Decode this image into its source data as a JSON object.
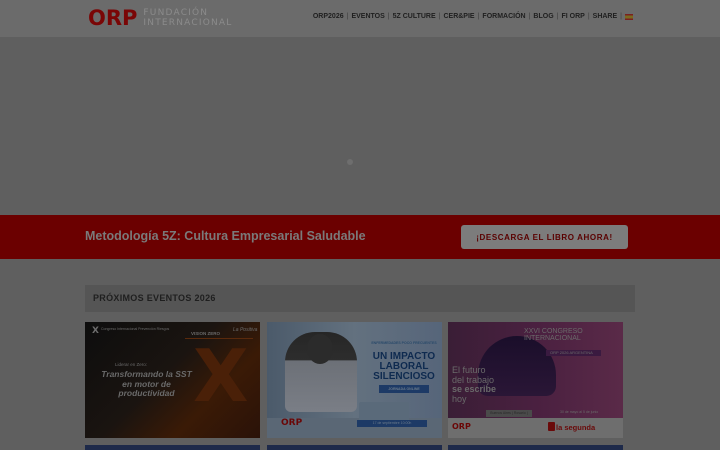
{
  "header": {
    "logo_mark": "ORP",
    "logo_line1": "FUNDACIÓN",
    "logo_line2": "INTERNACIONAL",
    "nav": [
      "ORP2026",
      "EVENTOS",
      "5Z CULTURE",
      "CER&PIE",
      "FORMACIÓN",
      "BLOG",
      "FI ORP",
      "SHARE"
    ],
    "separator": "|",
    "language_flag_icon": "spain-flag-icon"
  },
  "banner": {
    "title": "Metodología 5Z: Cultura Empresarial Saludable",
    "cta_label": "¡DESCARGA EL LIBRO AHORA!"
  },
  "events": {
    "section_title": "PRÓXIMOS EVENTOS 2026",
    "cards": [
      {
        "top_x": "X",
        "top_text": "Congreso Internacional Prevención Riesgos",
        "brand": "La Positiva",
        "vision": "VISION ZERO",
        "small": "Liderar en Zero:",
        "main": "Transformando la SST en motor de productividad"
      },
      {
        "kicker": "ENFERMEDADES POCO FRECUENTES",
        "title": "UN IMPACTO LABORAL SILENCIOSO",
        "tag": "JORNADA ONLINE",
        "logo": "ORP",
        "date": "17 de septiembre  10:00h"
      },
      {
        "headline_1": "XXVI CONGRESO",
        "headline_2": "INTERNACIONAL",
        "pill": "ORP 2026  ARGENTINA",
        "quote_1": "El futuro",
        "quote_2": "del trabajo",
        "quote_bold": "se escribe",
        "quote_4": "hoy",
        "place": "Buenos Aires | Rosario | Iguazú",
        "dates": "30 de mayo al 5 de junio",
        "orp": "ORP",
        "sponsor": "la segunda"
      }
    ]
  },
  "colors": {
    "overlay_bg": "#5f5f5f",
    "banner_red": "#6b0000",
    "brand_red": "#7a0606"
  }
}
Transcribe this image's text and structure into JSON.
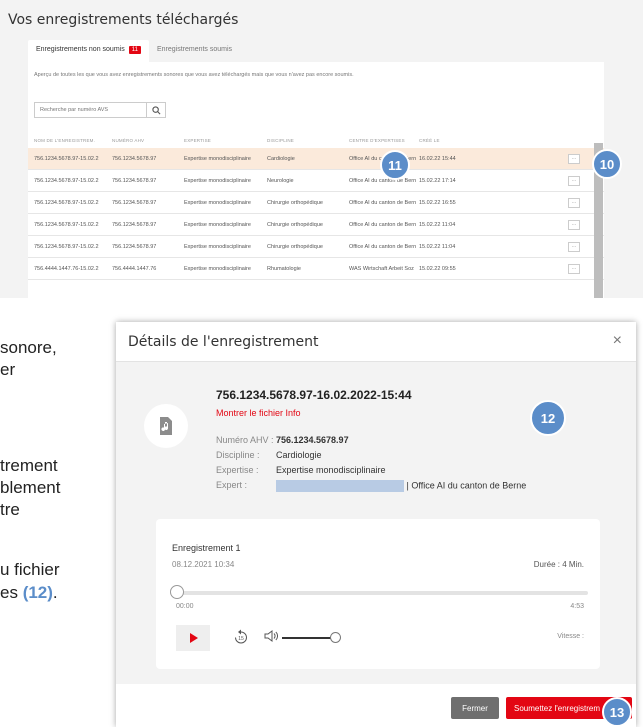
{
  "panel": {
    "title": "Vos enregistrements téléchargés",
    "tabs": [
      {
        "label": "Enregistrements non soumis",
        "badge": "11"
      },
      {
        "label": "Enregistrements soumis"
      }
    ],
    "description": "Aperçu de toutes les que vous avez enregistrements sonores que vous avez téléchargés mais que vous n'avez pas encore soumis.",
    "search_placeholder": "Recherche par numéro AVS",
    "columns": [
      "Nom de l'enregistrem.",
      "Numéro AHV",
      "Expertise",
      "Discipline",
      "Centre d'expertises",
      "Créé le"
    ],
    "rows": [
      {
        "name": "756.1234.5678.97-15.02.2",
        "ahv": "756.1234.5678.97",
        "expertise": "Expertise monodisciplinaire",
        "discipline": "Cardiologie",
        "centre": "Office AI du canton de Bern",
        "date": "16.02.22 15:44",
        "selected": true
      },
      {
        "name": "756.1234.5678.97-15.02.2",
        "ahv": "756.1234.5678.97",
        "expertise": "Expertise monodisciplinaire",
        "discipline": "Neurologie",
        "centre": "Office AI du canton de Bern",
        "date": "15.02.22 17:14",
        "selected": false
      },
      {
        "name": "756.1234.5678.97-15.02.2",
        "ahv": "756.1234.5678.97",
        "expertise": "Expertise monodisciplinaire",
        "discipline": "Chirurgie orthopédique",
        "centre": "Office AI du canton de Bern",
        "date": "15.02.22 16:55",
        "selected": false
      },
      {
        "name": "756.1234.5678.97-15.02.2",
        "ahv": "756.1234.5678.97",
        "expertise": "Expertise monodisciplinaire",
        "discipline": "Chirurgie orthopédique",
        "centre": "Office AI du canton de Bern",
        "date": "15.02.22 11:04",
        "selected": false
      },
      {
        "name": "756.1234.5678.97-15.02.2",
        "ahv": "756.1234.5678.97",
        "expertise": "Expertise monodisciplinaire",
        "discipline": "Chirurgie orthopédique",
        "centre": "Office AI du canton de Bern",
        "date": "15.02.22 11:04",
        "selected": false
      },
      {
        "name": "756.4444.1447.76-15.02.2",
        "ahv": "756.4444.1447.76",
        "expertise": "Expertise monodisciplinaire",
        "discipline": "Rhumatologie",
        "centre": "WAS Wirtschaft Arbeit Soz",
        "date": "15.02.22 09:55",
        "selected": false
      }
    ],
    "more_label": "..."
  },
  "callouts": {
    "c10": "10",
    "c11": "11",
    "c12": "12",
    "c13": "13"
  },
  "side_text": {
    "line1": "sonore,",
    "line2": "er",
    "line3": "trement",
    "line4": "blement",
    "line5": "tre",
    "line6": "u fichier",
    "line7_prefix": "es ",
    "line7_ref": "(12)",
    "line7_suffix": "."
  },
  "modal": {
    "title": "Détails de l'enregistrement",
    "close_glyph": "×",
    "recording_name": "756.1234.5678.97-16.02.2022-15:44",
    "info_link": "Montrer le fichier Info",
    "fields": [
      {
        "label": "Numéro AHV :",
        "value": "756.1234.5678.97",
        "bold": true
      },
      {
        "label": "Discipline :",
        "value": "Cardiologie"
      },
      {
        "label": "Expertise :",
        "value": "Expertise monodisciplinaire"
      },
      {
        "label": "Expert :",
        "value": "| Office AI du canton de Berne"
      }
    ],
    "player": {
      "title": "Enregistrement 1",
      "date": "08.12.2021 10:34",
      "duration": "Durée : 4 Min.",
      "time_current": "00:00",
      "time_total": "4:53",
      "progress": 0,
      "volume": 1,
      "speed_label": "Vitesse :"
    },
    "close_button": "Fermer",
    "submit_button": "Soumettez l'enregistrem"
  },
  "colors": {
    "accent_red": "#e30613",
    "callout_blue": "#5b8dc9",
    "selected_row": "#fbeadb"
  },
  "icons": [
    "search-icon",
    "audio-file-icon",
    "play-icon",
    "rewind-15-icon",
    "volume-icon",
    "close-icon"
  ]
}
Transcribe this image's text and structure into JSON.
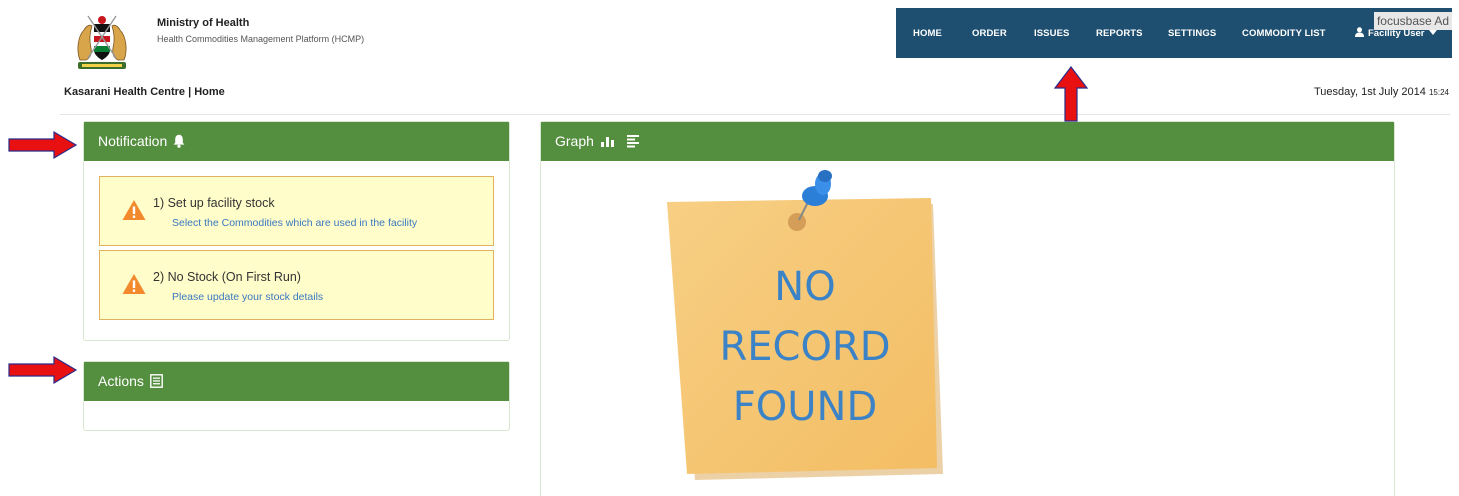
{
  "header": {
    "ministry_title": "Ministry of Health",
    "ministry_subtitle": "Health Commodities Management Platform (HCMP)"
  },
  "nav": {
    "items": [
      {
        "label": "HOME"
      },
      {
        "label": "ORDER"
      },
      {
        "label": "ISSUES"
      },
      {
        "label": "REPORTS"
      },
      {
        "label": "SETTINGS"
      },
      {
        "label": "COMMODITY LIST"
      }
    ],
    "user_label": "Facility User",
    "ad_label": "focusbase Ad"
  },
  "page": {
    "breadcrumb": "Kasarani Health Centre | Home",
    "date": "Tuesday, 1st July 2014",
    "time": "15:24"
  },
  "notification_panel": {
    "title": "Notification",
    "icon": "bell-icon",
    "items": [
      {
        "title": "1) Set up facility stock",
        "link": "Select the Commodities which are used in the facility",
        "icon": "warning-icon"
      },
      {
        "title": "2) No Stock (On First Run)",
        "link": "Please update your stock details",
        "icon": "warning-icon"
      }
    ]
  },
  "actions_panel": {
    "title": "Actions",
    "icon": "list-icon"
  },
  "graph_panel": {
    "title": "Graph",
    "icons": [
      "bar-chart-icon",
      "align-left-icon"
    ],
    "empty_note": {
      "lines": [
        "NO",
        "RECORD",
        "FOUND"
      ]
    }
  },
  "colors": {
    "nav_background": "#1e4f70",
    "panel_header": "#548e3f",
    "notice_background": "#fffdc9",
    "notice_border": "#e2b15f",
    "link": "#3a78c2",
    "annotation_arrow": "#e81010"
  }
}
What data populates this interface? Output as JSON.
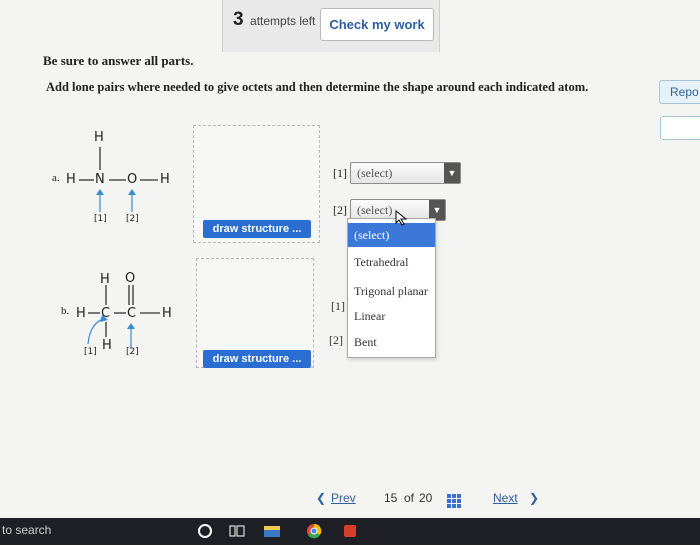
{
  "header": {
    "attempts_number": "3",
    "attempts_label": "attempts left",
    "check_button": "Check my work",
    "report_button": "Repo"
  },
  "instructions": {
    "line1": "Be sure to answer all parts.",
    "line2": "Add lone pairs where needed to give octets and then determine the shape around each indicated atom."
  },
  "part_a": {
    "prefix": "a.",
    "atoms": [
      "H",
      "N",
      "O",
      "H",
      "H"
    ],
    "marker1": "[1]",
    "marker2": "[2]",
    "draw_button": "draw structure ...",
    "select1_label": "[1]",
    "select1_value": "(select)",
    "select2_label": "[2]",
    "select2_value": "(select)"
  },
  "part_b": {
    "prefix": "b.",
    "atoms": [
      "H",
      "O",
      "H",
      "C",
      "C",
      "H",
      "H"
    ],
    "marker1": "[1]",
    "marker2": "[2]",
    "draw_button": "draw structure ...",
    "label1": "[1]",
    "label2": "[2]"
  },
  "dropdown": {
    "options": [
      "(select)",
      "Tetrahedral",
      "Trigonal planar",
      "Linear",
      "Bent"
    ],
    "highlighted": "(select)"
  },
  "pager": {
    "prev": "Prev",
    "current": "15",
    "of": "of",
    "total": "20",
    "next": "Next"
  },
  "taskbar": {
    "search_text": "to search",
    "icons": [
      "cortana-icon",
      "task-view-icon",
      "file-explorer-icon",
      "chrome-icon",
      "app-icon"
    ]
  },
  "colors": {
    "accent_blue": "#2a6ed2",
    "selection_blue": "#3b78d8",
    "taskbar": "#1f2025"
  }
}
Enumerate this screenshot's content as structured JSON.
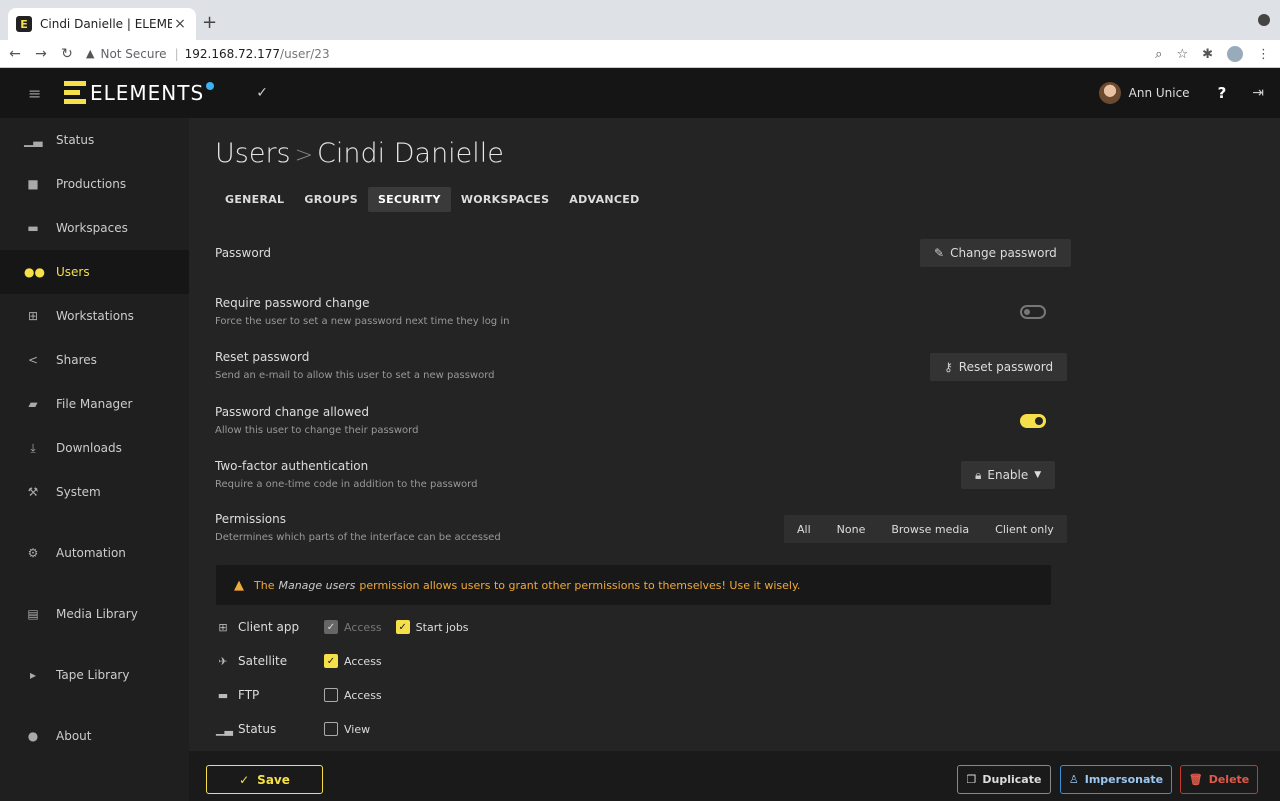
{
  "browser": {
    "tab_title": "Cindi Danielle | ELEMENTS",
    "tab_close": "×",
    "new_tab": "+",
    "not_secure": "Not Secure",
    "url_host": "192.168.72.177",
    "url_path": "/user/23"
  },
  "app": {
    "logo_text": "ELEMENTS",
    "user_name": "Ann Unice",
    "help": "?"
  },
  "sidebar": {
    "items": [
      {
        "label": "Status",
        "icon": "chart-icon"
      },
      {
        "label": "Productions",
        "icon": "briefcase-icon"
      },
      {
        "label": "Workspaces",
        "icon": "folder-icon"
      },
      {
        "label": "Users",
        "icon": "users-icon",
        "active": true
      },
      {
        "label": "Workstations",
        "icon": "network-icon"
      },
      {
        "label": "Shares",
        "icon": "share-icon"
      },
      {
        "label": "File Manager",
        "icon": "folders-icon"
      },
      {
        "label": "Downloads",
        "icon": "download-icon"
      },
      {
        "label": "System",
        "icon": "wrench-icon"
      },
      {
        "label": "Automation",
        "icon": "cogs-icon"
      },
      {
        "label": "Media Library",
        "icon": "film-icon"
      },
      {
        "label": "Tape Library",
        "icon": "chevron-right-icon"
      },
      {
        "label": "About",
        "icon": "info-icon"
      }
    ]
  },
  "page": {
    "breadcrumb_parent": "Users",
    "breadcrumb_sep": ">",
    "breadcrumb_current": "Cindi Danielle",
    "tabs": [
      "GENERAL",
      "GROUPS",
      "SECURITY",
      "WORKSPACES",
      "ADVANCED"
    ],
    "active_tab": "SECURITY"
  },
  "security": {
    "password_label": "Password",
    "change_password_btn": "Change password",
    "require_change_title": "Require password change",
    "require_change_desc": "Force the user to set a new password next time they log in",
    "require_change_value": false,
    "reset_title": "Reset password",
    "reset_desc": "Send an e-mail to allow this user to set a new password",
    "reset_btn": "Reset password",
    "change_allowed_title": "Password change allowed",
    "change_allowed_desc": "Allow this user to change their password",
    "change_allowed_value": true,
    "twofa_title": "Two-factor authentication",
    "twofa_desc": "Require a one-time code in addition to the password",
    "twofa_btn": "Enable",
    "permissions_title": "Permissions",
    "permissions_desc": "Determines which parts of the interface can be accessed",
    "permission_presets": [
      "All",
      "None",
      "Browse media",
      "Client only"
    ]
  },
  "warning": {
    "prefix": "The",
    "emphasis": "Manage users",
    "suffix": "permission allows users to grant other permissions to themselves! Use it wisely."
  },
  "permissions": [
    {
      "label": "Client app",
      "icon": "network-icon",
      "options": [
        {
          "label": "Access",
          "state": "disabled"
        },
        {
          "label": "Start jobs",
          "state": "checked"
        }
      ]
    },
    {
      "label": "Satellite",
      "icon": "satellite-icon",
      "options": [
        {
          "label": "Access",
          "state": "checked"
        }
      ]
    },
    {
      "label": "FTP",
      "icon": "folder-icon",
      "options": [
        {
          "label": "Access",
          "state": "unchecked"
        }
      ]
    },
    {
      "label": "Status",
      "icon": "chart-icon",
      "options": [
        {
          "label": "View",
          "state": "unchecked"
        }
      ]
    }
  ],
  "footer": {
    "save": "Save",
    "duplicate": "Duplicate",
    "impersonate": "Impersonate",
    "delete": "Delete"
  },
  "colors": {
    "accent": "#f5e04a",
    "warning": "#f0a93a",
    "info": "#3b8fd6",
    "danger": "#c0392b"
  }
}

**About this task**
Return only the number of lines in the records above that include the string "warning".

**Reply**
4